Next, the all important multiple Wiener-Ito integral based on the isonormal Gaussian process is introduced. This multiple integral is carefully contructed on elementary functions possesing a certain property on diagonals. However in establishing the key isometry property of the multiple integral, the author gives a quick one equation, 3 equalities proof and doesn't call out where the diagonals property is ever used.
In order to obtain the Wiener chaos expression for a random variable, the author now employs tensor product and contraction product notation. Although the contraction product is immediately and clearly defined, the tensor product is not. The reader must either track it down independently (see Chapter 4 of Spivak's A Comprehensive Introduction to Differential Geometry, Volume 1, 3rd Edition or wait patiently for another 3 pages until the author decides to provide a definition, at least in a special case.
In a text that is often sparing with detail, you might think there is little ink for luxury, but the author thinks otherwise. The next 7 pages include a review of Ito and Stratonovich calculus, including a complete proof of Ito's Lemma.
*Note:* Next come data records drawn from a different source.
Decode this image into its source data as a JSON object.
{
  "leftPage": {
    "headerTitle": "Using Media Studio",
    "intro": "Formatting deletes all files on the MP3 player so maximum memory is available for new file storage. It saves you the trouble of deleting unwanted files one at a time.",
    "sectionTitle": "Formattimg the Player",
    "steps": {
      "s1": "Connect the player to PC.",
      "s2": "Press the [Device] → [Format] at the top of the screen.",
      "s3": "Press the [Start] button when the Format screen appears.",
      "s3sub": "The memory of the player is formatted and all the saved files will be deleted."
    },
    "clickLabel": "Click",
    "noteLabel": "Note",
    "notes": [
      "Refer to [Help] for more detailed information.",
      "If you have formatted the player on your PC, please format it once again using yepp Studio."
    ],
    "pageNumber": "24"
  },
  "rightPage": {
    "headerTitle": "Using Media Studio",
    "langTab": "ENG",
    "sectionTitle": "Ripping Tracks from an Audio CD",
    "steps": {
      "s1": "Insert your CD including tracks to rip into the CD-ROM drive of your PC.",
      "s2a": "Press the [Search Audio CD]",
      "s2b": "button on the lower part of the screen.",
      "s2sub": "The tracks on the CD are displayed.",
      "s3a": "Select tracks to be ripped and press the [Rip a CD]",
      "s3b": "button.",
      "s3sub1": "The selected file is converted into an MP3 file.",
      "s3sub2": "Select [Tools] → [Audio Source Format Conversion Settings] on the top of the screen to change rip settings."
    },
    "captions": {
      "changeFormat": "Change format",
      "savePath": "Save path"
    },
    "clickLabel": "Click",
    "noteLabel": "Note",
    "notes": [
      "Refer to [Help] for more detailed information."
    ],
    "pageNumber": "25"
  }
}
Of course the treatment is so abbreviated that if you don't already know Ito Calculus, the review is not very helpful. The inclusion of this material is baffling, particularly when so many other less heady details have been omitted.
The next section introduces the derivative operator. The definition is straightforward, and the Cameron-Martin space example is clear and easy to follow. The proof of the first key property, an integration-by-parts formula is not as clear and the reader discovers that, in the first edition of Nualart's text, the proof of Lemma 1.2.1, incorrectly employs a single variable Gaussian density. The second edition reworks the proof to correctly include a multivariate Gaussian density.
The text goes on in this manner, with nearly each page containing an unnecessary little "gotcha" like those above. Because of this, Nualart's book requires a lot of work on the part of the reader to fill in needed details. However, the book provides much more information than some recently published alternatives (e.g. Malliavin Calculus with Applications to Stochastic Partial Differential Equations). After the reader has struggled through Nualart the first time, this book should prove to be a valuable desk reference.